** DATA TO PROCESS follows **

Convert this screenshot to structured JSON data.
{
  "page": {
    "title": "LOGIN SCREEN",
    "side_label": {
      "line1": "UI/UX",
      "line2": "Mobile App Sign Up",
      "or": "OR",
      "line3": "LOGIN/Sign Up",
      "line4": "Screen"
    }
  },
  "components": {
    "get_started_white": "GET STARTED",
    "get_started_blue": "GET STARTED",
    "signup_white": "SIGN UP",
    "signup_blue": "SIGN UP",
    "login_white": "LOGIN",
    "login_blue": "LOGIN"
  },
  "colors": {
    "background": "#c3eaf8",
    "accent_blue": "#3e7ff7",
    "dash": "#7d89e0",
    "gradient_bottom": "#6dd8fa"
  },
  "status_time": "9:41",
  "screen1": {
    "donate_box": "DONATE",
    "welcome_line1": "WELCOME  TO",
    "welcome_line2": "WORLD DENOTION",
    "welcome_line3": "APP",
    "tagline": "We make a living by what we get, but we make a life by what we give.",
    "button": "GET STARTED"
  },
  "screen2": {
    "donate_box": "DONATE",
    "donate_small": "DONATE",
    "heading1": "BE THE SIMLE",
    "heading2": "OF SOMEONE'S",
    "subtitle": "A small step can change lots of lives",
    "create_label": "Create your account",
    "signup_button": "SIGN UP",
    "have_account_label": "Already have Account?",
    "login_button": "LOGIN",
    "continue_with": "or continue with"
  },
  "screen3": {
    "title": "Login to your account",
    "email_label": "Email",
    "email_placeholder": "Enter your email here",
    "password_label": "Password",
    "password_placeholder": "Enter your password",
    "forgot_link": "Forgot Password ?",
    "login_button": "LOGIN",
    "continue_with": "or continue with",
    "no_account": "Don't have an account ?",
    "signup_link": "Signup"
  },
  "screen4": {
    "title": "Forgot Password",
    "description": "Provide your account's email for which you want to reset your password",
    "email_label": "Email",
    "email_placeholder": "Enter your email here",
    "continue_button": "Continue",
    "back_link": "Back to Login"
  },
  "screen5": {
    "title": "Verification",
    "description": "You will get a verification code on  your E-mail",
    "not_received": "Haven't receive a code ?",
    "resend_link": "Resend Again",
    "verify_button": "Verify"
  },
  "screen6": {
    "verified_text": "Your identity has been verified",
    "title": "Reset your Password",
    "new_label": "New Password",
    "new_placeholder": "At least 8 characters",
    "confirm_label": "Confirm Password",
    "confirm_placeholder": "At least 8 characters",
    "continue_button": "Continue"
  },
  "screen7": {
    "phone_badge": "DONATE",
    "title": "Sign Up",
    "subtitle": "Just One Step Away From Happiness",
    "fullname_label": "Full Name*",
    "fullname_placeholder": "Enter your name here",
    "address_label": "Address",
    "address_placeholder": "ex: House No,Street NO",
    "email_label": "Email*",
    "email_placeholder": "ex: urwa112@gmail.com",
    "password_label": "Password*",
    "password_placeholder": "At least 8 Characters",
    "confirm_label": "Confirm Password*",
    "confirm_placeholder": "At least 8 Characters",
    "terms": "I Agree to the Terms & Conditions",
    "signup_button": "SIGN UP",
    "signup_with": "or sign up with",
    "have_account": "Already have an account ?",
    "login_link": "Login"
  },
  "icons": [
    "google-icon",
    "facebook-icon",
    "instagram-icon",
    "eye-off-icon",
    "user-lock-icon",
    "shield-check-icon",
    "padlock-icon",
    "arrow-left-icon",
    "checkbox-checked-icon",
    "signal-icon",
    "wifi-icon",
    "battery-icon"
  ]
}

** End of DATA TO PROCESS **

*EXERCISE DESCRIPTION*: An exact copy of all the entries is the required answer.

*RESPONSE TO THE EXERCISE*:
Convert this screenshot to structured JSON data.
{
  "page": {
    "title": "LOGIN SCREEN",
    "side_label": {
      "line1": "UI/UX",
      "line2": "Mobile App Sign Up",
      "or": "OR",
      "line3": "LOGIN/Sign Up",
      "line4": "Screen"
    }
  },
  "components": {
    "get_started_white": "GET STARTED",
    "get_started_blue": "GET STARTED",
    "signup_white": "SIGN UP",
    "signup_blue": "SIGN UP",
    "login_white": "LOGIN",
    "login_blue": "LOGIN"
  },
  "colors": {
    "background": "#c3eaf8",
    "accent_blue": "#3e7ff7",
    "dash": "#7d89e0",
    "gradient_bottom": "#6dd8fa"
  },
  "status_time": "9:41",
  "screen1": {
    "donate_box": "DONATE",
    "welcome_line1": "WELCOME  TO",
    "welcome_line2": "WORLD DENOTION",
    "welcome_line3": "APP",
    "tagline": "We make a living by what we get, but we make a life by what we give.",
    "button": "GET STARTED"
  },
  "screen2": {
    "donate_box": "DONATE",
    "donate_small": "DONATE",
    "heading1": "BE THE SIMLE",
    "heading2": "OF SOMEONE'S",
    "subtitle": "A small step can change lots of lives",
    "create_label": "Create your account",
    "signup_button": "SIGN UP",
    "have_account_label": "Already have Account?",
    "login_button": "LOGIN",
    "continue_with": "or continue with"
  },
  "screen3": {
    "title": "Login to your account",
    "email_label": "Email",
    "email_placeholder": "Enter your email here",
    "password_label": "Password",
    "password_placeholder": "Enter your password",
    "forgot_link": "Forgot Password ?",
    "login_button": "LOGIN",
    "continue_with": "or continue with",
    "no_account": "Don't have an account ?",
    "signup_link": "Signup"
  },
  "screen4": {
    "title": "Forgot Password",
    "description": "Provide your account's email for which you want to reset your password",
    "email_label": "Email",
    "email_placeholder": "Enter your email here",
    "continue_button": "Continue",
    "back_link": "Back to Login"
  },
  "screen5": {
    "title": "Verification",
    "description": "You will get a verification code on  your E-mail",
    "not_received": "Haven't receive a code ?",
    "resend_link": "Resend Again",
    "verify_button": "Verify"
  },
  "screen6": {
    "verified_text": "Your identity has been verified",
    "title": "Reset your Password",
    "new_label": "New Password",
    "new_placeholder": "At least 8 characters",
    "confirm_label": "Confirm Password",
    "confirm_placeholder": "At least 8 characters",
    "continue_button": "Continue"
  },
  "screen7": {
    "phone_badge": "DONATE",
    "title": "Sign Up",
    "subtitle": "Just One Step Away From Happiness",
    "fullname_label": "Full Name*",
    "fullname_placeholder": "Enter your name here",
    "address_label": "Address",
    "address_placeholder": "ex: House No,Street NO",
    "email_label": "Email*",
    "email_placeholder": "ex: urwa112@gmail.com",
    "password_label": "Password*",
    "password_placeholder": "At least 8 Characters",
    "confirm_label": "Confirm Password*",
    "confirm_placeholder": "At least 8 Characters",
    "terms": "I Agree to the Terms & Conditions",
    "signup_button": "SIGN UP",
    "signup_with": "or sign up with",
    "have_account": "Already have an account ?",
    "login_link": "Login"
  },
  "icons": [
    "google-icon",
    "facebook-icon",
    "instagram-icon",
    "eye-off-icon",
    "user-lock-icon",
    "shield-check-icon",
    "padlock-icon",
    "arrow-left-icon",
    "checkbox-checked-icon",
    "signal-icon",
    "wifi-icon",
    "battery-icon"
  ]
}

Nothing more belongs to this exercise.